Beneath the media frenzy over Netanyahu’s refusal of a settlement freeze against “natural growth” (barf), there lies an amazing number of productive changes between Israel and her neighbors. IDF forces pulled out of four major West Bank cities and lifted a large number of checkpoints, turning them over to the U.S.-trained Palestinian army. Said Palestinian army is proving its mettle in cracking down on terror cells. In the biggest surprise of all, European sources say Gilad Shalit is about to turned over to Egypt in advance of Israel’s release of imprisoned children, women and Hamas legislators.
The leading stories of Netanyahu’s resistance on most fronts is not doing justice to significant on-the-ground improvements in Palestinian life nor to the near-unimaginable freedom for 3-year Hamas captive Gilad Shalit. It is with begrudging acknowledgment that I note Netanyahu had to approve these measures. Is this a sleight of hand concession from him, wherein he saves face with his coalition by resisting a settlement freeze but delivers Palestinian needs on other fronts?
The magic is reportedly credited to several approaches decried by the right-wing and Bush. The most important is improved U.S. relations with Syria (and Egypt) brought extra pressure to bring Hamas to the negotiating table. A regional approach that deals with all actors together allows gains in one corner to benefit all. To stonewall Syria and punish the Palestinian populace, yet expect results from Hamas failed. It also should be seriously noted that negotiating with Hamas delivered more results than bombing them.
Personally, I am deeply encouraged. I am not letting the official rhetoric from Netanyahu distract from the progress on the big picture. Thank God for Obama, is all I have to say, and expanded diplomacy seems to be bringing in the results we need.
May Gilad come home, may the Palestinian prisoners come home. May we finally be free of this decades-long stalemate.

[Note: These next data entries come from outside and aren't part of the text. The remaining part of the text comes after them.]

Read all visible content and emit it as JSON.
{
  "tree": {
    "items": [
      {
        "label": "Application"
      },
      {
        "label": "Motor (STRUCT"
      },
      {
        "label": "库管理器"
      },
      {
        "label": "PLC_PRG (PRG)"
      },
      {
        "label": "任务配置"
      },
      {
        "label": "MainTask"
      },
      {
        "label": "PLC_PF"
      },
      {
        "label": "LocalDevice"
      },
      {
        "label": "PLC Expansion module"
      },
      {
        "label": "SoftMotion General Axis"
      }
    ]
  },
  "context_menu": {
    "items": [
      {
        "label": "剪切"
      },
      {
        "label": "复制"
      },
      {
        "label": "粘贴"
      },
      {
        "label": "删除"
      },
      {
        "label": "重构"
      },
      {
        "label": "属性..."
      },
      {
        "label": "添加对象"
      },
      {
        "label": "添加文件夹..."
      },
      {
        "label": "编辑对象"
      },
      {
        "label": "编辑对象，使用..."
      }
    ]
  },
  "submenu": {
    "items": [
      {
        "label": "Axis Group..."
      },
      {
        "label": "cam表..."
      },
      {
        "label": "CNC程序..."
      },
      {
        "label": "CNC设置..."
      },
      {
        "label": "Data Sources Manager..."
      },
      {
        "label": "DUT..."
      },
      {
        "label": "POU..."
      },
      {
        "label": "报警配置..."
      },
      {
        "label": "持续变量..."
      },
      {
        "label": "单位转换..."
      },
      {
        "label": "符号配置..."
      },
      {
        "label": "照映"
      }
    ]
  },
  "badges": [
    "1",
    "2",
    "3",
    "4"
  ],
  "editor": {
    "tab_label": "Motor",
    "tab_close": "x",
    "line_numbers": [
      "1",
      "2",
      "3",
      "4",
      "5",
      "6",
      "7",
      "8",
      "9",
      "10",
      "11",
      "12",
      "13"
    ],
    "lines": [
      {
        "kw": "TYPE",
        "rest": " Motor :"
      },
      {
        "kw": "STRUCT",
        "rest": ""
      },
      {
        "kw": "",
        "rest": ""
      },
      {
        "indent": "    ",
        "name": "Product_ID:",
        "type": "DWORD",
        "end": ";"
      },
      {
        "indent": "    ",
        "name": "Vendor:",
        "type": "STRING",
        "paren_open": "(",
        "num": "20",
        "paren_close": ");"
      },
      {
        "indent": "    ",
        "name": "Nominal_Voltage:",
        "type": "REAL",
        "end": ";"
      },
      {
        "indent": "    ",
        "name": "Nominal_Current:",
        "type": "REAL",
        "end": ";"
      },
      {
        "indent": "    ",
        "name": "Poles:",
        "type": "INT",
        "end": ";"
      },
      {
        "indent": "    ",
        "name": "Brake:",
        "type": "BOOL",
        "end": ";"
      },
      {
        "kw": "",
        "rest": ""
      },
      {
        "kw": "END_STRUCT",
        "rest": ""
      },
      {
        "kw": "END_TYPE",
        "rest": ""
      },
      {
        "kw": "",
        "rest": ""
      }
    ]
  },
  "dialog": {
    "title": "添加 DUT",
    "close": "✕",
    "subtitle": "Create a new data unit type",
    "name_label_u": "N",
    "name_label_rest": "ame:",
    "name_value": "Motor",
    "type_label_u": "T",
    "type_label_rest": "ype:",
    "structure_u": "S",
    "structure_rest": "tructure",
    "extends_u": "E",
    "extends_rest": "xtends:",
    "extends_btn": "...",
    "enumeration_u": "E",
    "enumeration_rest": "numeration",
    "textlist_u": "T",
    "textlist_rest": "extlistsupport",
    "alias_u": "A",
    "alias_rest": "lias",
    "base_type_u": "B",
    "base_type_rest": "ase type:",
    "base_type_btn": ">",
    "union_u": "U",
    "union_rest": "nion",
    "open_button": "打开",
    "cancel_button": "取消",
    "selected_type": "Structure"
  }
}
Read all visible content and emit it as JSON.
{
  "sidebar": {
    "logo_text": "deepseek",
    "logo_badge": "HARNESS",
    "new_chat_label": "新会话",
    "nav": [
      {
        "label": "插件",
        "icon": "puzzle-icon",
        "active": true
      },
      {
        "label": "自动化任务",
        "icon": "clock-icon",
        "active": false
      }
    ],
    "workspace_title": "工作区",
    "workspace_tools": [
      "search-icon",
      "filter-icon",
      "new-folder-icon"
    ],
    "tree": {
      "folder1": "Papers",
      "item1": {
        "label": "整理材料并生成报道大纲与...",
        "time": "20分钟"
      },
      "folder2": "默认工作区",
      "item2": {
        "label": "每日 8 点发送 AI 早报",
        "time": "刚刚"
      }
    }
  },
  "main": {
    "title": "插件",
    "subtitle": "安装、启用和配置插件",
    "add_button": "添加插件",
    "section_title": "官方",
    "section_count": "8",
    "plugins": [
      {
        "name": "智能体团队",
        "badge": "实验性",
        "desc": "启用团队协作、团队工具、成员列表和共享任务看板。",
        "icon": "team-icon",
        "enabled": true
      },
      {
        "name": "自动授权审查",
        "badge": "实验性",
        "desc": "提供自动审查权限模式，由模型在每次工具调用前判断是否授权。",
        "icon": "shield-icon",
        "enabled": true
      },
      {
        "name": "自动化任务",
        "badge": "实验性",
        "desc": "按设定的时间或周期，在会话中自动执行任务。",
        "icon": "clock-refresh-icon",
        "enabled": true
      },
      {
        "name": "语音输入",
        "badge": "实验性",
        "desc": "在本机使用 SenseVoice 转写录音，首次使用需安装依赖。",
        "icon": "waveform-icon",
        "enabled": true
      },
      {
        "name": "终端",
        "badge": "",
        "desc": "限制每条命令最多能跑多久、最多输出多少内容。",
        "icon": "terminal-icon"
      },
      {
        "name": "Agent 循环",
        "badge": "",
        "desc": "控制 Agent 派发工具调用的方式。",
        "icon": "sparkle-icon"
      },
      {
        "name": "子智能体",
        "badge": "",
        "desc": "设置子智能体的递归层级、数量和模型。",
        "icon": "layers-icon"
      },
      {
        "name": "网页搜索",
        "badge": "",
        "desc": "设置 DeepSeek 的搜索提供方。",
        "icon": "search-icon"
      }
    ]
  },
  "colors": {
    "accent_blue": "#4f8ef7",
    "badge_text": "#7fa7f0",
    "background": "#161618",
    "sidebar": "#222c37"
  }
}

Kung Fu Jew is a signatory to the “We’ve Got Your Back, Mr. President” pro-peace process campaign. Sign online, on Facebook or Twitter.